Commander Goldsmid said the AFP was a global leader in fighting cybercrime and worked closely with its international partners to ensure that developers and users of insidious malware would be brought to justice.
“This outcome is the culmination of years of collaboration between the AFP and its international partners, trawling through thousands of pieces of data to bring to account those who are responsible for breaching the privacy of innocent people,” he said.
While it was not unlawful to buy the RAT, it is a crime to install the spyware on a victim’s computer without their consent.
Tips to protect yourself from remote access trojan malware:
Be aware of the infection signs:
- Your internet connection is unusually slow;
- Unknown processes are running in your system (visible in the Process tab in Task Manager);
- Your files are modified or deleted without your permission;
- Unknown programs are installed on your device (visible in the Add or Remove Programs tab in the Control Panel).
- Ensure that your security software and operating system are up to date;
- Ensure that your device’s firewall is active;
- Only download apps and software from sources you can trust;
- Cover your webcam when not in use;
- Regularly back up your data;
- Be wary while browsing the internet and do not click on suspicious links, pop ups or dialogue boxes;
- Keep your web browser up to date and configured to alert new window is opened or anything is downloaded;
- Do not click on links and attachments within unexpected or suspicious emails.
What to do if infected with the malware:
- Disconnect your device from the network as soon as possible, in order to prevent additional malicious activity;
- Install security software from a trustworthy source;
- Run a full scan of your device and remove threats by using a security software;
- Once you think the infection has been removed, change the passwords for your online accounts and check your banking activity. Report anything unusual to your bank and, as needed, to the Report Cyber website;

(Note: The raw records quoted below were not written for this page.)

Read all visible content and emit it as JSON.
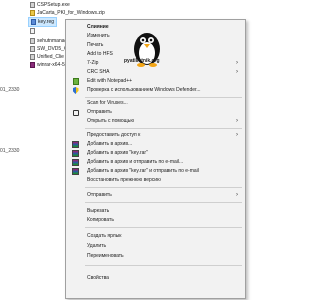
{
  "explorer": {
    "files": [
      {
        "name": "CSPSetup.exe",
        "icon": "exe-icon"
      },
      {
        "name": "JaCarta_PKI_for_Windows.zip",
        "icon": "zip-icon"
      },
      {
        "name": "key.reg",
        "icon": "reg-file-icon",
        "selected": true
      },
      {
        "name": "",
        "icon": "file-icon"
      },
      {
        "name": "sehutnmanag",
        "icon": "exe-icon"
      },
      {
        "name": "SW_DVD5_O",
        "icon": "exe-icon"
      },
      {
        "name": "Unified_Clie",
        "icon": "exe-icon"
      },
      {
        "name": "winrar-x64-5",
        "icon": "rar-icon"
      }
    ],
    "side_labels": [
      "01_2330",
      "01_2330"
    ]
  },
  "watermark": "pyatilistnik.org",
  "menu": {
    "items": [
      {
        "label": "Слияние",
        "bold": true
      },
      {
        "label": "Изменить"
      },
      {
        "label": "Печать"
      },
      {
        "label": "Add to HFS"
      },
      {
        "label": "7-Zip",
        "submenu": true
      },
      {
        "label": "CRC SHA",
        "submenu": true
      },
      {
        "label": "Edit with Notepad++",
        "icon": "notepad-plus-plus-icon"
      },
      {
        "label": "Проверка с использованием Windows Defender...",
        "icon": "windows-defender-icon"
      },
      {
        "label": "Scan for Viruses..."
      },
      {
        "label": "Отправить",
        "icon": "share-icon"
      },
      {
        "label": "Открыть с помощью",
        "submenu": true
      },
      {
        "label": "Предоставить доступ к",
        "submenu": true
      },
      {
        "label": "Добавить в архив...",
        "icon": "winrar-icon"
      },
      {
        "label": "Добавить в архив \"key.rar\"",
        "icon": "winrar-icon"
      },
      {
        "label": "Добавить в архив и отправить по e-mail...",
        "icon": "winrar-icon"
      },
      {
        "label": "Добавить в архив \"key.rar\" и отправить по e-mail",
        "icon": "winrar-icon"
      },
      {
        "label": "Восстановить прежнюю версию"
      },
      {
        "label": "Отправить",
        "submenu": true
      },
      {
        "label": "Вырезать"
      },
      {
        "label": "Копировать"
      },
      {
        "label": "Создать ярлык"
      },
      {
        "label": "Удалить"
      },
      {
        "label": "Переименовать"
      },
      {
        "label": "Свойства"
      }
    ]
  }
}
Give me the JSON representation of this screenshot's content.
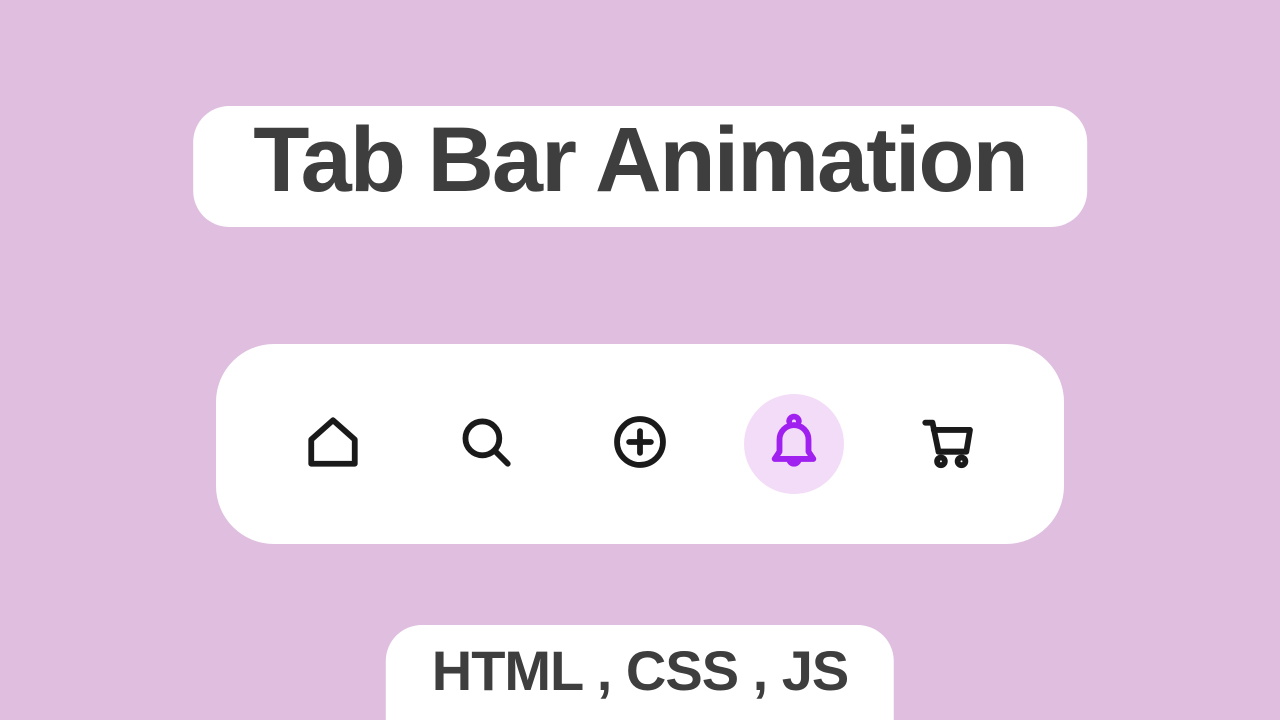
{
  "title": "Tab Bar Animation",
  "tech_label": "HTML , CSS , JS",
  "colors": {
    "background": "#dfbee0",
    "pill": "#ffffff",
    "text": "#3e3e3e",
    "icon": "#1a1a1a",
    "active_bg": "#f3dcf7",
    "active_icon": "#a020f0"
  },
  "tabs": [
    {
      "name": "home",
      "icon": "home-icon",
      "active": false
    },
    {
      "name": "search",
      "icon": "search-icon",
      "active": false
    },
    {
      "name": "add",
      "icon": "plus-circle-icon",
      "active": false
    },
    {
      "name": "notifications",
      "icon": "bell-icon",
      "active": true
    },
    {
      "name": "cart",
      "icon": "cart-icon",
      "active": false
    }
  ]
}
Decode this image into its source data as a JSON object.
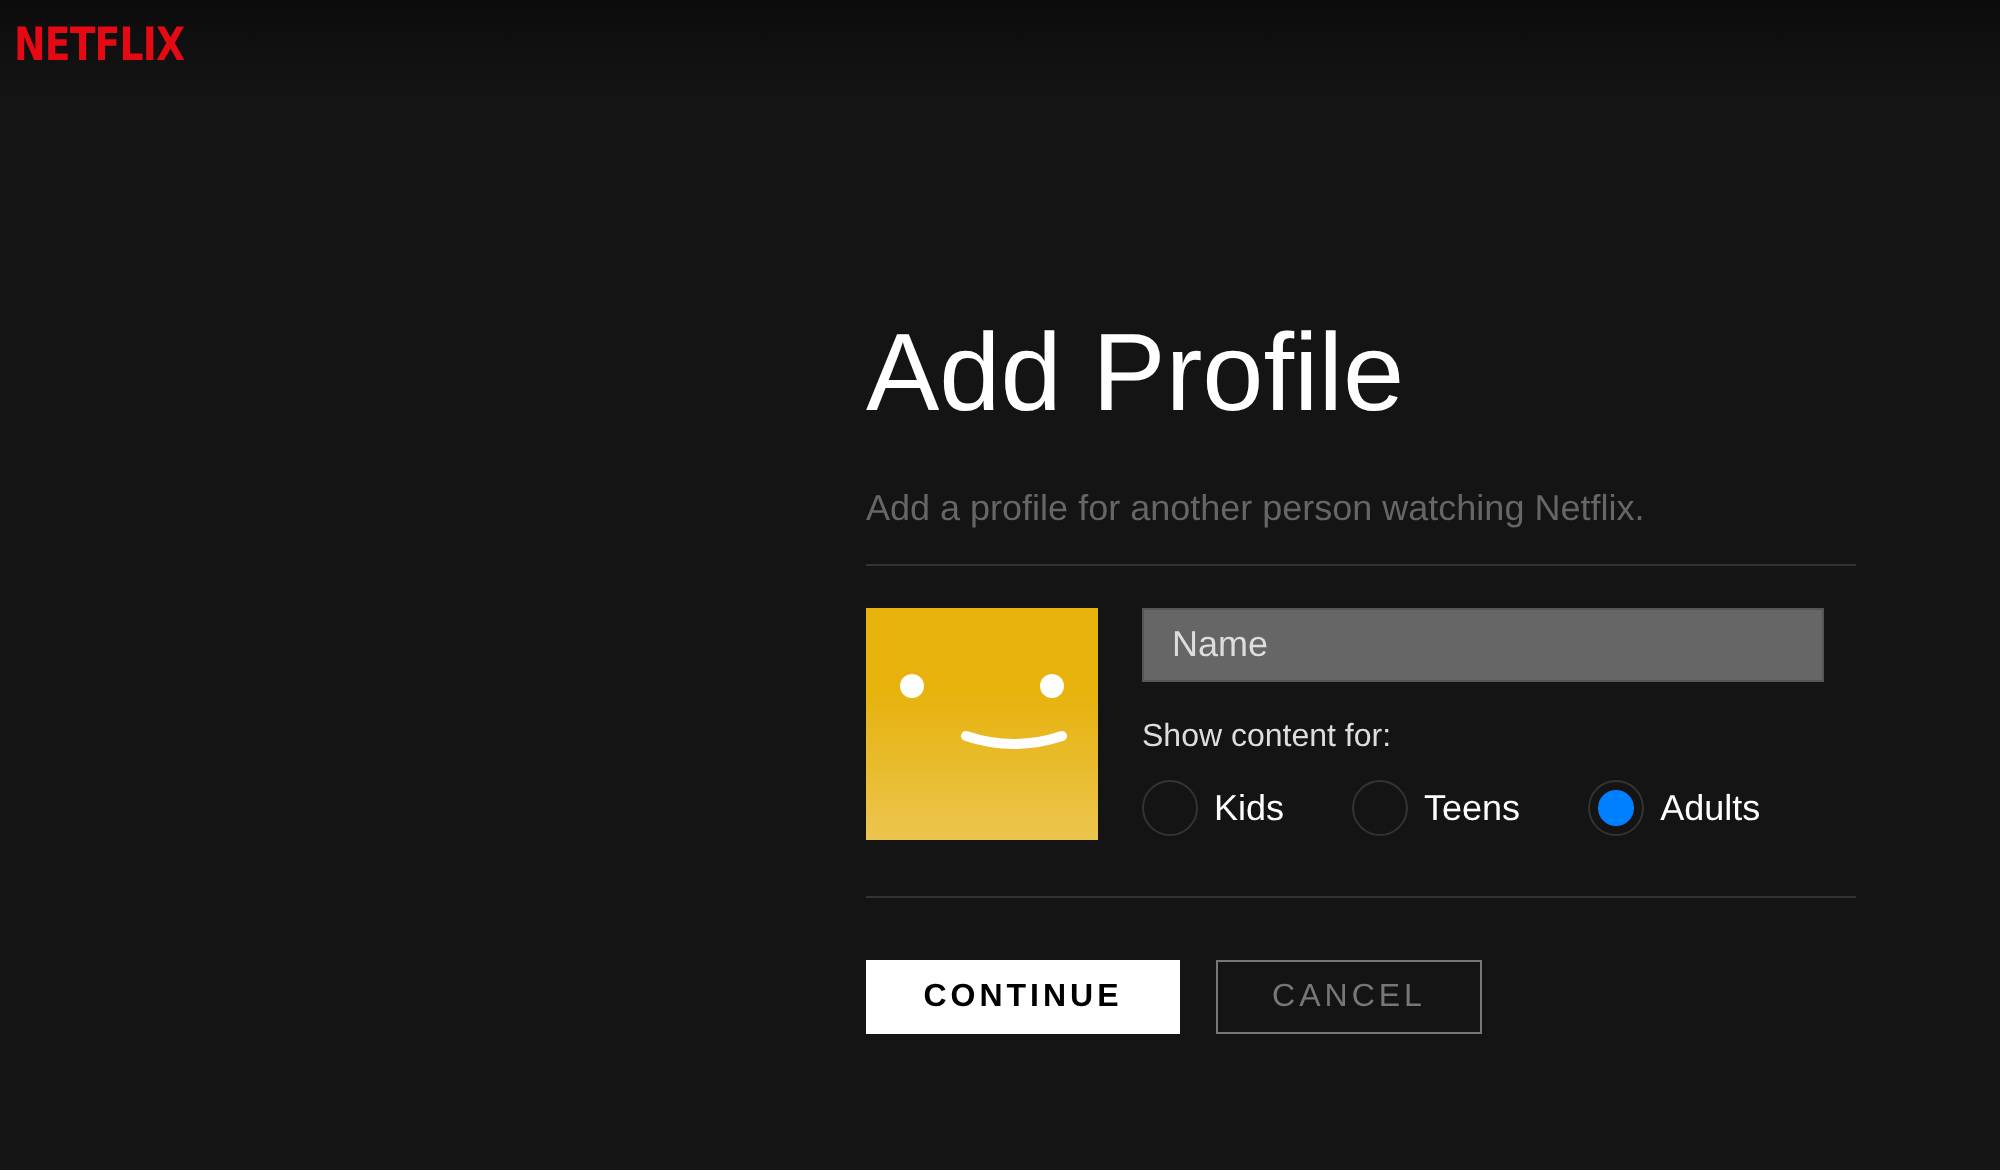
{
  "header": {
    "logo": "NETFLIX"
  },
  "title": "Add Profile",
  "subtitle": "Add a profile for another person watching Netflix.",
  "name_field": {
    "placeholder": "Name"
  },
  "content_label": "Show content for:",
  "options": [
    {
      "label": "Kids",
      "selected": false
    },
    {
      "label": "Teens",
      "selected": false
    },
    {
      "label": "Adults",
      "selected": true
    }
  ],
  "buttons": [
    {
      "label": "CONTINUE",
      "kind": "primary"
    },
    {
      "label": "CANCEL",
      "kind": "secondary"
    }
  ]
}
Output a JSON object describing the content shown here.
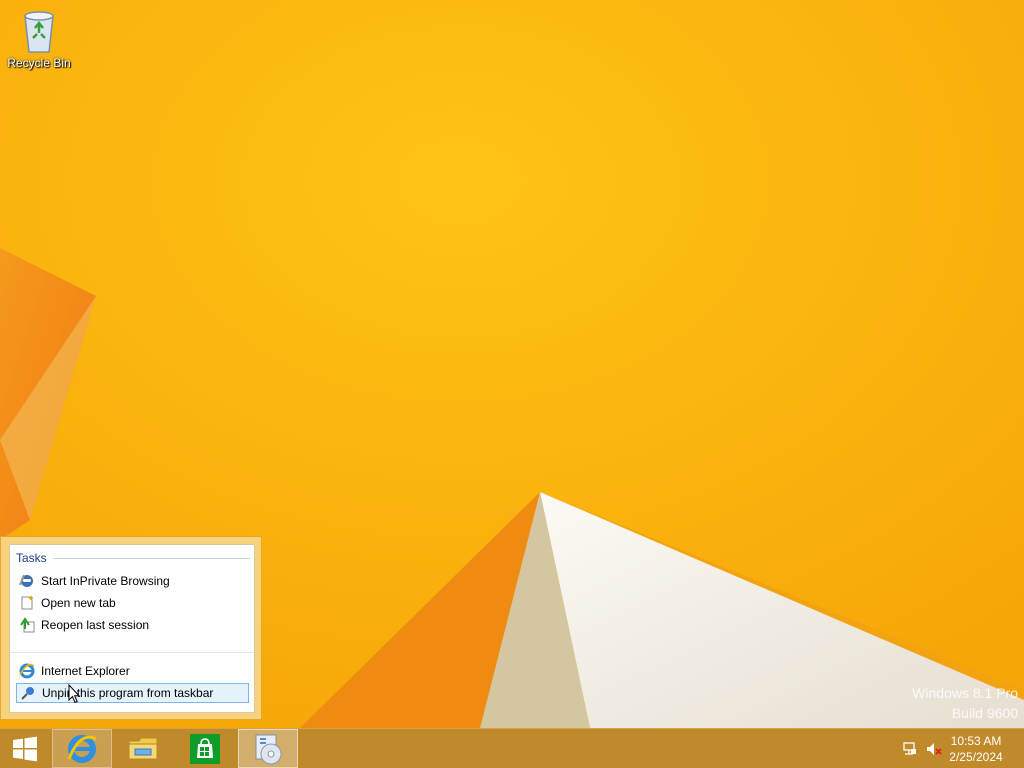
{
  "desktop": {
    "icons": [
      {
        "label": "Recycle Bin",
        "icon": "recycle-bin-icon"
      }
    ],
    "watermark": {
      "line1": "Windows 8.1 Pro",
      "line2": "Build 9600"
    },
    "colors": {
      "wallpaper": "#fbb507",
      "taskbar": "#c08a2b"
    }
  },
  "jumplist": {
    "section_title": "Tasks",
    "tasks": [
      {
        "label": "Start InPrivate Browsing",
        "icon": "inprivate-icon"
      },
      {
        "label": "Open new tab",
        "icon": "new-tab-icon"
      },
      {
        "label": "Reopen last session",
        "icon": "reopen-session-icon"
      }
    ],
    "app_item": {
      "label": "Internet Explorer",
      "icon": "internet-explorer-icon"
    },
    "unpin_item": {
      "label": "Unpin this program from taskbar",
      "icon": "unpin-icon"
    }
  },
  "taskbar": {
    "start": {
      "icon": "windows-logo-icon"
    },
    "apps": [
      {
        "name": "Internet Explorer",
        "icon": "internet-explorer-icon",
        "state": "active"
      },
      {
        "name": "File Explorer",
        "icon": "file-explorer-icon",
        "state": "normal"
      },
      {
        "name": "Store",
        "icon": "store-icon",
        "state": "normal"
      },
      {
        "name": "Installer",
        "icon": "installer-disc-icon",
        "state": "pressed"
      }
    ],
    "tray": {
      "network_icon": "network-icon",
      "volume_icon": "volume-muted-icon",
      "time": "10:53 AM",
      "date": "2/25/2024"
    }
  }
}
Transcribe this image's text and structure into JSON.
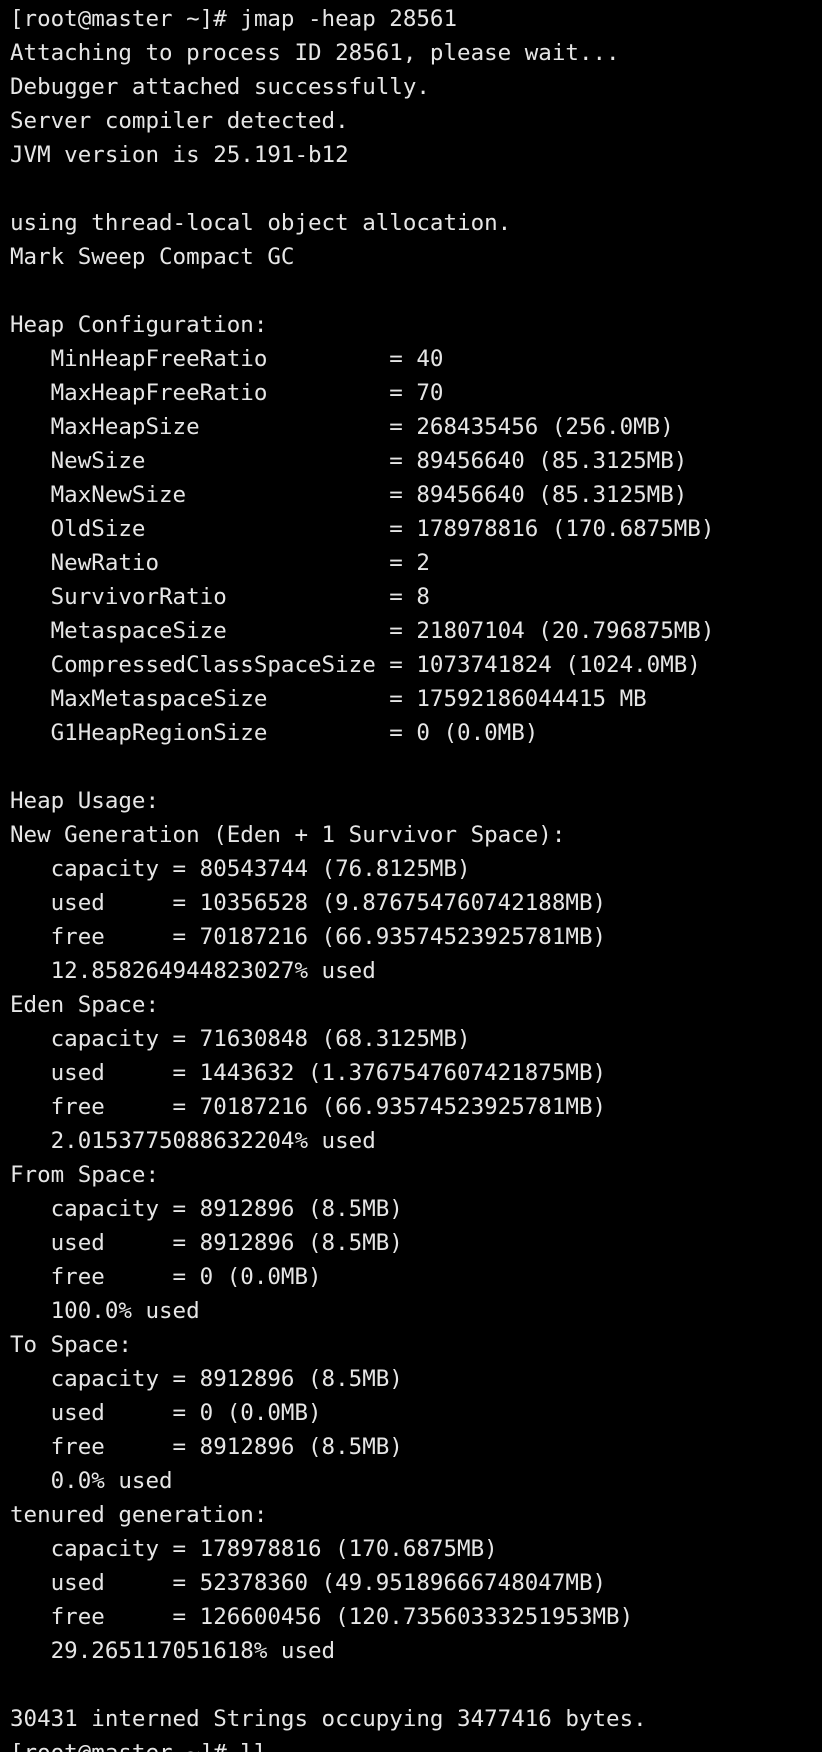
{
  "terminal": {
    "background": "#000000",
    "foreground": "#e6e6e6",
    "lines": [
      "[root@master ~]# jmap -heap 28561",
      "Attaching to process ID 28561, please wait...",
      "Debugger attached successfully.",
      "Server compiler detected.",
      "JVM version is 25.191-b12",
      "",
      "using thread-local object allocation.",
      "Mark Sweep Compact GC",
      "",
      "Heap Configuration:",
      "   MinHeapFreeRatio         = 40",
      "   MaxHeapFreeRatio         = 70",
      "   MaxHeapSize              = 268435456 (256.0MB)",
      "   NewSize                  = 89456640 (85.3125MB)",
      "   MaxNewSize               = 89456640 (85.3125MB)",
      "   OldSize                  = 178978816 (170.6875MB)",
      "   NewRatio                 = 2",
      "   SurvivorRatio            = 8",
      "   MetaspaceSize            = 21807104 (20.796875MB)",
      "   CompressedClassSpaceSize = 1073741824 (1024.0MB)",
      "   MaxMetaspaceSize         = 17592186044415 MB",
      "   G1HeapRegionSize         = 0 (0.0MB)",
      "",
      "Heap Usage:",
      "New Generation (Eden + 1 Survivor Space):",
      "   capacity = 80543744 (76.8125MB)",
      "   used     = 10356528 (9.876754760742188MB)",
      "   free     = 70187216 (66.93574523925781MB)",
      "   12.858264944823027% used",
      "Eden Space:",
      "   capacity = 71630848 (68.3125MB)",
      "   used     = 1443632 (1.3767547607421875MB)",
      "   free     = 70187216 (66.93574523925781MB)",
      "   2.0153775088632204% used",
      "From Space:",
      "   capacity = 8912896 (8.5MB)",
      "   used     = 8912896 (8.5MB)",
      "   free     = 0 (0.0MB)",
      "   100.0% used",
      "To Space:",
      "   capacity = 8912896 (8.5MB)",
      "   used     = 0 (0.0MB)",
      "   free     = 8912896 (8.5MB)",
      "   0.0% used",
      "tenured generation:",
      "   capacity = 178978816 (170.6875MB)",
      "   used     = 52378360 (49.95189666748047MB)",
      "   free     = 126600456 (120.73560333251953MB)",
      "   29.265117051618% used",
      "",
      "30431 interned Strings occupying 3477416 bytes.",
      "[root@master ~]# ll"
    ]
  }
}
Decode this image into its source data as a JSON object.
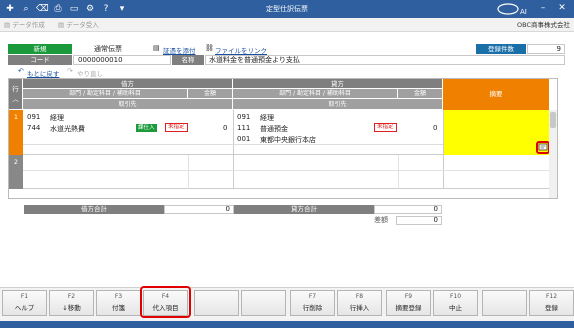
{
  "window": {
    "title": "定型仕訳伝票"
  },
  "toolbar": {
    "create_label": "データ作成",
    "receive_label": "データ受入",
    "company": "OBC商事株式会社"
  },
  "header": {
    "new_badge": "新規",
    "slip_type": "通常伝票",
    "attach_label": "証憑を添付",
    "link_label": "ファイルをリンク",
    "count_label": "登録件数",
    "count_value": "9",
    "code_label": "コード",
    "code_value": "0000000010",
    "name_label": "名称",
    "name_value": "水道料金を普通預金より支払",
    "back_label": "もとに戻す",
    "redo_label": "やり直し"
  },
  "grid": {
    "col_row": "行",
    "debit": "借方",
    "credit": "貸方",
    "memo": "摘要",
    "sub_headers": "部門 / 勘定科目 / 補助科目",
    "amount": "金額",
    "partner": "取引先",
    "rows": [
      {
        "no": "1",
        "debit_dept_code": "091",
        "debit_dept": "経理",
        "debit_acct_code": "744",
        "debit_acct": "水道光熱費",
        "debit_tax_tag": "課仕入",
        "debit_amount_tag": "未指定",
        "debit_amount": "0",
        "credit_dept_code": "091",
        "credit_dept": "経理",
        "credit_acct_code": "111",
        "credit_acct": "普通預金",
        "credit_sub_code": "001",
        "credit_sub": "東都中央銀行本店",
        "credit_amount_tag": "未指定",
        "credit_amount": "0"
      },
      {
        "no": "2"
      }
    ]
  },
  "totals": {
    "debit_label": "借方合計",
    "debit_value": "0",
    "credit_label": "貸方合計",
    "credit_value": "0",
    "diff_label": "差額",
    "diff_value": "0"
  },
  "fkeys": [
    {
      "key": "F1",
      "label": "ヘルプ"
    },
    {
      "key": "F2",
      "label": "↓移動"
    },
    {
      "key": "F3",
      "label": "付箋"
    },
    {
      "key": "F4",
      "label": "代入項目"
    },
    {
      "key": "",
      "label": ""
    },
    {
      "key": "",
      "label": ""
    },
    {
      "key": "F7",
      "label": "行削除"
    },
    {
      "key": "F8",
      "label": "行挿入"
    },
    {
      "key": "F9",
      "label": "摘要登録"
    },
    {
      "key": "F10",
      "label": "中止"
    },
    {
      "key": "",
      "label": ""
    },
    {
      "key": "F12",
      "label": "登録"
    }
  ],
  "colors": {
    "titlebar": "#2f5f9e",
    "accent_orange": "#f08000",
    "memo_yellow": "#ffff00",
    "highlight_red": "#e00000"
  }
}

- Learn how to protect your computer from future infections and avoid data loss.